Dolby Digital Trailer-Rain
Featurette-Frank T.J. Mackey Seminar
Music Video-Save Me
Featurette-Making Of-Magnolia Diaries
|Year Of Production||1999|
|RSDL / Flipper||
Dual Disc Set
|Cast & Crew|
|Region Coding||4||Directed By||Paul Thomas Anderson|
Roadshow Home Entertainment
Philip Baker Hall
Philip Seymour Hoffman
William H. Macy
John C. Reilly
|Case||Village Roadshow New Style|
|Pan & Scan/Full Frame||None||
English Dolby Digital 5.1 (448Kb/s)
English Dolby Digital 2.0 (320Kb/s)
|Widescreen Aspect Ratio||2.35:1|
|Video Format||576i (PAL)|
|Original Aspect Ratio||2.35:1||Miscellaneous|
|Subtitles||English for the Hearing Impaired||Smoking||Yes|
|Annoying Product Placement||No|
|Action In or After Credits||No|
Performances here are uniformly excellent, from Tom Cruise's mysogynistic 'seduce and destroy' seminar stud, to Julianne Moore's unfaithful wife to a dying man.

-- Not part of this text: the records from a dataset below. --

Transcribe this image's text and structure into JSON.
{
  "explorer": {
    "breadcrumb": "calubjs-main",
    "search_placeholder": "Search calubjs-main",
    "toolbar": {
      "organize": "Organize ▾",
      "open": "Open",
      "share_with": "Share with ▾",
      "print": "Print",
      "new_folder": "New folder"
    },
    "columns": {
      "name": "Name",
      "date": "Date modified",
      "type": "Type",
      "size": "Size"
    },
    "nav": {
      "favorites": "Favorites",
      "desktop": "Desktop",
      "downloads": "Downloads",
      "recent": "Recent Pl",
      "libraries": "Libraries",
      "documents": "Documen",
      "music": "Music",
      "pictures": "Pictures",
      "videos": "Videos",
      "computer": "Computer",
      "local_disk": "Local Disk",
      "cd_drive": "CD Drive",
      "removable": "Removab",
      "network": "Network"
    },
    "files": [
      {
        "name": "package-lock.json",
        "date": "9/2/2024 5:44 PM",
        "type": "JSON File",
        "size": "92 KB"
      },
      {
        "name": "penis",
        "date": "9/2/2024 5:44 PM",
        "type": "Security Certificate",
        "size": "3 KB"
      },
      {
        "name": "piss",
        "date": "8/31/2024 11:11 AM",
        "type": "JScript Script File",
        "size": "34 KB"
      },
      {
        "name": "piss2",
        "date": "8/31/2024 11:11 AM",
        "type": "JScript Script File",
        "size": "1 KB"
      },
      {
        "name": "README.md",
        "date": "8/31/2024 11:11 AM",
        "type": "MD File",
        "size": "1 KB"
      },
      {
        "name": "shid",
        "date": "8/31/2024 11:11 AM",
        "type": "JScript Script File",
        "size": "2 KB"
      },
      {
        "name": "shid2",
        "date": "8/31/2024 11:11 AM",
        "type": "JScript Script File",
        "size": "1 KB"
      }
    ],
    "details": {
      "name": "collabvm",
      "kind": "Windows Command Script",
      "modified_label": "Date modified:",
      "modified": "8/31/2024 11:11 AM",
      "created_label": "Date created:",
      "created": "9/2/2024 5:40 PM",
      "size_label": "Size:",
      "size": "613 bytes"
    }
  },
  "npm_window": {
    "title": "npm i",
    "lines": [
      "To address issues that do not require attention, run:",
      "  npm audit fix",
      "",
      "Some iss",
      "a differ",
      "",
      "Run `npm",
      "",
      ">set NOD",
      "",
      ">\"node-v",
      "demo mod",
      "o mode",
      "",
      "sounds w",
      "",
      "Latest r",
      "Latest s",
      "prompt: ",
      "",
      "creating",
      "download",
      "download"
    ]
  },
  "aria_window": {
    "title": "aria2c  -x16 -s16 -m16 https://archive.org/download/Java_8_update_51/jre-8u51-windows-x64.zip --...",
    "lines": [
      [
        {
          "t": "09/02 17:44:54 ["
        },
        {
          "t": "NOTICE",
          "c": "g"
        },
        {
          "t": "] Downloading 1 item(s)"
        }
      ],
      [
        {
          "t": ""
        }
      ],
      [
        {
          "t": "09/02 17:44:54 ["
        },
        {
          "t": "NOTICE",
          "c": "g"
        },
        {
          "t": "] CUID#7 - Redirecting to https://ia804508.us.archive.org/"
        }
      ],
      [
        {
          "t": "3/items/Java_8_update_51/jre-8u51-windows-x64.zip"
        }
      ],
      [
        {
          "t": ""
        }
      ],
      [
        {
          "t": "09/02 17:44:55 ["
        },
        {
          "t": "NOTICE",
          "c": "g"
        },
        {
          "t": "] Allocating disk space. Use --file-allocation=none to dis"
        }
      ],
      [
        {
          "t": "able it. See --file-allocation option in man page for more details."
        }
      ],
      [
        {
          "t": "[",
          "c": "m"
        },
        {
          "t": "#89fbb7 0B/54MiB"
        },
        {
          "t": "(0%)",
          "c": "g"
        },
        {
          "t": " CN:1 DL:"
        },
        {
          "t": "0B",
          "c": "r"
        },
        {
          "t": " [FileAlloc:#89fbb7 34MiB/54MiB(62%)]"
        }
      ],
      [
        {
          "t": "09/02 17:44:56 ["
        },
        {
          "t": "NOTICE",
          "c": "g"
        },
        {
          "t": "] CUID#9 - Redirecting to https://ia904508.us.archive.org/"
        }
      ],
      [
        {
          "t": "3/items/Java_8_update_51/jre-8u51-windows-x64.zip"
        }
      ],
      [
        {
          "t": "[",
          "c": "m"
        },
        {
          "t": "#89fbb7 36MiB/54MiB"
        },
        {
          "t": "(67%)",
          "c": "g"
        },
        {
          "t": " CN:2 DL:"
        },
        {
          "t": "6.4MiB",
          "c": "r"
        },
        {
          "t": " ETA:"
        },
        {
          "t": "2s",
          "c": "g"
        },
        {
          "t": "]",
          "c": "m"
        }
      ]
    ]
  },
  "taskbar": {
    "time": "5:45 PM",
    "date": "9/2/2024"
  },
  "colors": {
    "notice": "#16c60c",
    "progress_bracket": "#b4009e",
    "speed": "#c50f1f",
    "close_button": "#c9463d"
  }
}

I was most moved by Philip Baker Hall's masterful portrayal of a game show host, attempting to make it through a taping as cancer infiltrates his bones.
Paul Thomas Anderson is an interesting director, as he's one of the few out there that will fight to the death to have his vision communicated to his audience. This insistence upon complete creative control doesn't always work in his favour, though; I wasn't alone in finding his last film, Boogie Nights, meandering and overlong. Flawed as they may be, however, his intelligent scripts, superb casting choices and obvious compassion for humanity make his films required viewing for the movie buff.
From the opening titles of Magnolia, it is apparent that Anderson is maturing as a director and as a storyteller - gone are the show-off camera tricks and prolonged scenes, replaced with a steadier, more confident grasp of pace and style. Though the film is over 3 hours in length, it sucks the viewer in and manages to stop time for virtually the entire length of the picture. Anderson still has to learn to accept constructive criticism about his films (even his cast were telling him in advance that Magnolia was overlong), but after watching it, I'm eagerly anticipating his next picture.
The original theatrical aspect ratio of 2.35:1 is preserved, with 16x9 Enhancement.
The Panavision process provides fantastic detail, and the transfer reproduces it faithfully. However, I noticed occasional artificial edge-enhancement that detracted from the otherwise excellent picture. Shadow detail is very good, and I noticed no obvious noise or grain.
Colour is very rich, but not over-saturated. The cinematography borrows from the Boogie Nights school of heightened reality here, and is quite exceptional.
I noticed no film artefacts, and only occasional aliasing, which is to be expected from a transfer as sharp as this one.
The RDSL layer change is at 97:40 and is a little jarring, coming milliseconds after a character finishes a sentence.
Dialogue is clear, natural and intelligible at all times except for the start and end of the film, where the accompanying music is at such a high level that it nearly drowns out the centre channel dialogue. This doesn't occur to quite the same extent in the stereo mix. It appears to be an artistic decision rather than a transfer flub.
Audio sync is fine.
The soundtrack consists of a score from Anderson compatriot, Jon Brion, and songs by Aimee Mann. The score is great, with recognizable motifs running throughout the film. Mann's songs crop up at key moments in the film, and even form the foundation of a scene midway through the picture, when the majority of the cast sing along to the song, Wise Up.
The surrounds are used in a manner consistent with drama, that is, subtle score envelopment, appropriate environmental cues and minimal directional pans.
The LFE channel is used sparingly. There are a couple of extremely dynamic moments in the film, and the suddenness of the sound increases the perceived volume immensely (to approximately 1,000,000dB, if the amount I jumped is any indication).
|Surround Channel Use|
NOTE: To view non-R4 releases, your equipment needs to be multi-zone compatible and usually also NTSC compatible.
The video quality is close to reference quality.
The audio quality is very good.
The extras that are here are reasonable, but the film deserves much more. The dual-disc presentation leads you to expect far more than you receive.
|DVD||Pioneer 103S DVD-ROM with Hollywood Plus decoder card, using S-Video output|
|Display||Mitsubishi DiVA (78cm). Calibrated with Video Essentials.|
|Audio Decoder||Built in to amplifier/receiver.|
|Speakers||Front L/R: Richter Excalibur SE, Centre: Richter Unicorn Mk 2, Surrounds: Richter Hydras|